GUIDE TO… Remote Digital Towers the technology to increase productivity
We explore how airports are benefiting from remote tower technology, and how it can assist the productivity and safety of air traffic control and management, both at large hubs and smaller regional settings.
Included in this GUIDE TO… Remote digital towers:
- A step towards a digital revolution in air traffic control
The remote digital tower at Leipzig Airport The aviation industry is currently facing extreme growth in air traffic. In European airspace, for example, 33,000 flights per day are being recorded on average. According to EUROCONTROL, there will be almost twice as many flights by 2030. The tasks of the players involved in the complex aviation system will become even more demanding. More digitalisation is one answer to cope with this growth. The German air navigation service provider, DFS Deutsche Flugsicherung, has completed an important milestone with remote tower control; learning some important lessons along the way. Prof. Klaus-Dieter Scheurle, Chairman of the DFS Board of Managing Directors, reveals the fruits of this work.
- Adapting operations to accommodate growth

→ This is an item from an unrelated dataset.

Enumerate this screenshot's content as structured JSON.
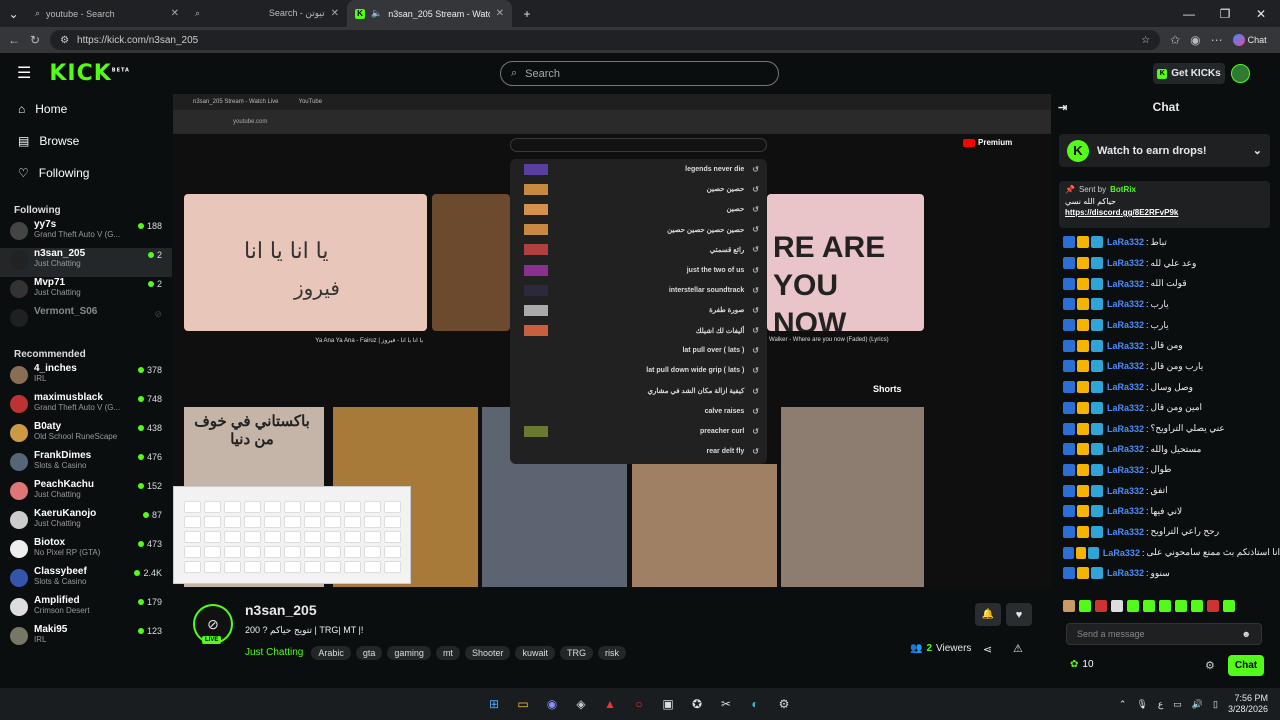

Ports of Jersey has been following remote tower technology for many years, having recognised very early on that this would revolutionise the future provision of air traffic control services. Recently appointed Jersey Airport Director, Inez Bartolo, explains some of the reasons behind the company’s decision to pursue remote tower technology, why she believes it could revolutionise the future and the impact it’s had on the airport’s air traffic controllers.
- Next generation connectivity
As remote tower technology continues to develop, the idea of centralised multiple single remote towers is gaining traction. Csaba Gergely, Senior Air Traffic Management Advisor and Daniel Mcleod, Key Account Manager at HungaroControl, discuss how this concept is fast becoming a reality.